Outside of these apps, I still used a few other sources as well. To start, I tried using a fan brush, following this tutorial. I chose the fan brush first, as it is what my dad generally uses in his paintings to depict grasses. I found it was very difficult to get the right strokes though, and more often than not, the paint would simply go on in a straight green mass, no matter what I did. The jabbing upwards motion and using the tips to create short, stubbly looking grasses worked a little better, but still wasn’t my favorite. Maybe I just need more practice, but I’m not completely sold on this technique.
Next, I tried the idea of “painting masses, not grasses,” and while it didn’t work great on the paper, it did work on my canvas when I decided to use this technique again (I’m thinking this might be the same issue with the other ones as well). I liked how loose it made the painting look, and how it captured more of the feeling (such as the wind blowing through it, how the sun catches different parts of it, etc.), so I figured I would try again on my painting for the week.
I also decided to do my own painting this week, as I enjoy painting places I’ve been, want to go, or otherwise feel a connection to. I feel I can do them more justice (again, in being able to capture the feeling of the place, not just how it looked), making them more than some paint splattered on a canvas. After much searching though, I hadn’t found anything that particularly struck me. So I started thinking broader, and decided on the grain elevators in Three Hills Alberta. My dad spent a large portion of his childhood here, and would run past these bins everyday (plus he loves old grain elevators, so I can give it to him!). Even though I’ve never personally been here, I feel a greater connection to it than to my last painting.

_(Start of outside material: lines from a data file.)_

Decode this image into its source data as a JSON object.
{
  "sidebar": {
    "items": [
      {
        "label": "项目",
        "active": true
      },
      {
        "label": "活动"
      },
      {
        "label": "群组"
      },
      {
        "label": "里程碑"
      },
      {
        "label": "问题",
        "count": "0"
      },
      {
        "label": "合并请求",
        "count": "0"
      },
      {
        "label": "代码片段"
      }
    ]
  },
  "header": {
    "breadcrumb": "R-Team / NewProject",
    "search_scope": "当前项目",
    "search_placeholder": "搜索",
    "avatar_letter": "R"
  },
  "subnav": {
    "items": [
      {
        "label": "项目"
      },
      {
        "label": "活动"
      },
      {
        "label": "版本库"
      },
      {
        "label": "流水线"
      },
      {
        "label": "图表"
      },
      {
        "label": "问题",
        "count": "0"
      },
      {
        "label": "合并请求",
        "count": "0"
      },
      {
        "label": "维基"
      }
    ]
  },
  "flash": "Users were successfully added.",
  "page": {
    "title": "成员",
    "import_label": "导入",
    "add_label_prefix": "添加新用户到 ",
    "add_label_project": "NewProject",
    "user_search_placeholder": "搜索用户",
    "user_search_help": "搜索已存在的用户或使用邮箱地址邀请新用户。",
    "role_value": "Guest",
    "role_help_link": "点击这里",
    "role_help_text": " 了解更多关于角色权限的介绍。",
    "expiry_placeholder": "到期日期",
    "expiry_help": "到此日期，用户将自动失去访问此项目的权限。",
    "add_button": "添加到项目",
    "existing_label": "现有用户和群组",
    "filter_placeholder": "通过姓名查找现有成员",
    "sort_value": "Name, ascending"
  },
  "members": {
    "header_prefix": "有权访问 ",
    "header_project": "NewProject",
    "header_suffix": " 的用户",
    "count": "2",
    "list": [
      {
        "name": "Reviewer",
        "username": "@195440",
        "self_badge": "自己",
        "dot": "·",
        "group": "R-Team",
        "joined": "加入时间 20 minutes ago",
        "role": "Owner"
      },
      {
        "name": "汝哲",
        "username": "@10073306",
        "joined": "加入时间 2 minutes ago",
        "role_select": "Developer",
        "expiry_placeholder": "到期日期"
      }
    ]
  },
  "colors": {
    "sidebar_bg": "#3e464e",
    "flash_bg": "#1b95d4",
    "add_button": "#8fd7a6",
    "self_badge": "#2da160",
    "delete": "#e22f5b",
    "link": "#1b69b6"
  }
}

I again used the sponge technique for the clouds, as it let me make a very whispy look in the background, then paint some heavier clouds in front. I kept my colour pallet a lot more limited than last time, using only ultramarine blue, burnt sienna, yellow ochre, and titanium white, mixing them to get the other colours I needed. I’m still not overly thrilled with my grass, but I’ve started to get a feel for it.
As for my larger painting that I blogged about a couple days ago, I’m still working to finish the grass and hills. I took it as far as I could without yet adding in the bison, as I realized partway through that I would need to have them finished before I can finish the grass (their shadows will change the colours of the grass behind them, and some grass will need to be painted over their hooves and sides where they are laying down).
I tried again to do a hyperlapse of me painting, and was planning to do it in several, shorter takes. However, I started the second segment and got so involved in actually painting that I forgot about the video completely, making me lose it once again. For next week, I just discovered that you are able to upload videos you took on your phone, so I will try that instead. It also went sideways for some strange reason, and would not let me rotate it. I did learn how to add music to a video in the YouTube editor, so that should make my future videos more enjoying!
Video aside, I think I’m going to try to make the grass a little more detailed than in my grain elevator painting. I really like how Chuck Black’s grass looked and would like to mimic his technique in this painting. I won’t be able to go quite as detailed, as my landscape is taken from farther away, but I can definitely go more detailed in some sections.
But I digress. Here’s what I was able to accomplish this week on my project:
If you have any questions, tips, or anything else, feel free to ask in the comments!